- Developing a strategy – this must be thorough and ensures that all functions are examined. These include looking at two elements of the site: content and navigation.
- Recruiting test participants (these can be found internally or externally). They will use your site or app to check for any issues.
- Running the tests under the observation of experts.
- Analysing the results and amending your site accordingly.
Security is an essential component of every website. Security testing helps to find any issues, potential vulnerabilities and ensures maximum safety. It also helps to prevent potential attacks and maintains the integrity of the site. Effective security testing can negate unauthorized access and helps to protect sensitive and personal data.
There’s never been a piece of software that was released bug-free. But as techniques and approaches in testing improve, the quality and speed of software releases continue to rise. That’s important because as users have become more tech-savvy, they are more expectant of the apps and websites that they use.
Appropriate testing makes sure a site is accessible, user-friendly and fully-functioning before it’s released. If ignored, while it might work well during the development stage, it is inevitable that its users will ultimately become the guinea pigs that push a site to its limits and find the bugs hidden underneath the surface. At that point, fixes become time-consuming and expensive.

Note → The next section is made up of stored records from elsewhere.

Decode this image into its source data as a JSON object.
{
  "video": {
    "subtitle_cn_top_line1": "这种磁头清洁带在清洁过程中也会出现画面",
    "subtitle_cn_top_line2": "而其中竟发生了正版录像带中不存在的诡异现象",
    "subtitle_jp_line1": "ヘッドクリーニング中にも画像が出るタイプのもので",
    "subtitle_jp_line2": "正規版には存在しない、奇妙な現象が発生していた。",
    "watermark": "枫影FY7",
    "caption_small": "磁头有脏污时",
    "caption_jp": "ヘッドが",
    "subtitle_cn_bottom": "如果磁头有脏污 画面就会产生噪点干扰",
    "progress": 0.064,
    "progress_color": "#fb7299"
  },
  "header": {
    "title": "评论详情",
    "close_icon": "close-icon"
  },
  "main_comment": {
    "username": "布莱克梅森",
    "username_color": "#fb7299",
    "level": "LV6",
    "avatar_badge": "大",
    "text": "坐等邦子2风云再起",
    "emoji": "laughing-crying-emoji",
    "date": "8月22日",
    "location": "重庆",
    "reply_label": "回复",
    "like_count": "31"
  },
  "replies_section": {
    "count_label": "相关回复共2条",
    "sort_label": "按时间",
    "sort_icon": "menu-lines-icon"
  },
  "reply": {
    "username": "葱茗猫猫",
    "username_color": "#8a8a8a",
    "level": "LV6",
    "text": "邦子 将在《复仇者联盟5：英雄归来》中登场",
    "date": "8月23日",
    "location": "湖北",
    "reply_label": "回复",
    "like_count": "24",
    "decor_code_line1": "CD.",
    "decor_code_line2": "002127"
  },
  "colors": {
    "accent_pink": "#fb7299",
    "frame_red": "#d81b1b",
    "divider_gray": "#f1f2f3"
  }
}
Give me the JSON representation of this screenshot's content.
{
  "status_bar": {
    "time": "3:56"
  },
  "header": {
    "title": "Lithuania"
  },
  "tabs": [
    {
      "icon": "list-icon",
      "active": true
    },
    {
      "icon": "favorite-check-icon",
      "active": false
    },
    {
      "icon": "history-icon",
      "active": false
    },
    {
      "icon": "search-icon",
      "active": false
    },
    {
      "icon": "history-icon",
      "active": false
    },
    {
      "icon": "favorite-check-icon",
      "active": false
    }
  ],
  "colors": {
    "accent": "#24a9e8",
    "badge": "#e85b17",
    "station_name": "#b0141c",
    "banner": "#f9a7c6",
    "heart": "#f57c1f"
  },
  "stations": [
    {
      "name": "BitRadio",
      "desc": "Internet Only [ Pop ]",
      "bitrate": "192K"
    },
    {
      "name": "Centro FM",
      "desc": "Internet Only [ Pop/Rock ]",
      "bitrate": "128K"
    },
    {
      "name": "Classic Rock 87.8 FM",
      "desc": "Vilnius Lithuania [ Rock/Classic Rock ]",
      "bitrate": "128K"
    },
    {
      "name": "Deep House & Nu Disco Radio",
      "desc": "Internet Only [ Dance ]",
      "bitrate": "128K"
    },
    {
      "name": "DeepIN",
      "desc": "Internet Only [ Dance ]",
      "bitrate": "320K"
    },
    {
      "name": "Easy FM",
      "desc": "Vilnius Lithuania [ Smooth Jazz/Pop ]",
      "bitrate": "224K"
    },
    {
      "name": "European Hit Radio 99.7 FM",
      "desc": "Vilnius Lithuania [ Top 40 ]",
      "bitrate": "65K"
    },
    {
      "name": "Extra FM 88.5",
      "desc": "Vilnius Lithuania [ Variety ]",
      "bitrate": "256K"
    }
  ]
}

Though perhaps more important than the cost to the developer, is the damage to the user experience that forgoing basic testing almost certainly preludes. User experience should be an ever-present concern when designing a website – it is the users’ combined experience that will ultimately determine its success, after all. Failure to test extensively, or to overlook a section of its target audience, could result in a subpar experience for many users – and might be the reason they abandon one product and opt to use a competitor’s instead
That’s why it is imperative for any web developer – whether they’re a seasoned professional or an amateur – to embrace one of the pillars of web development and make sure that their site is great for as many people as it possibly can be.
You can learn more about web testing and web development here.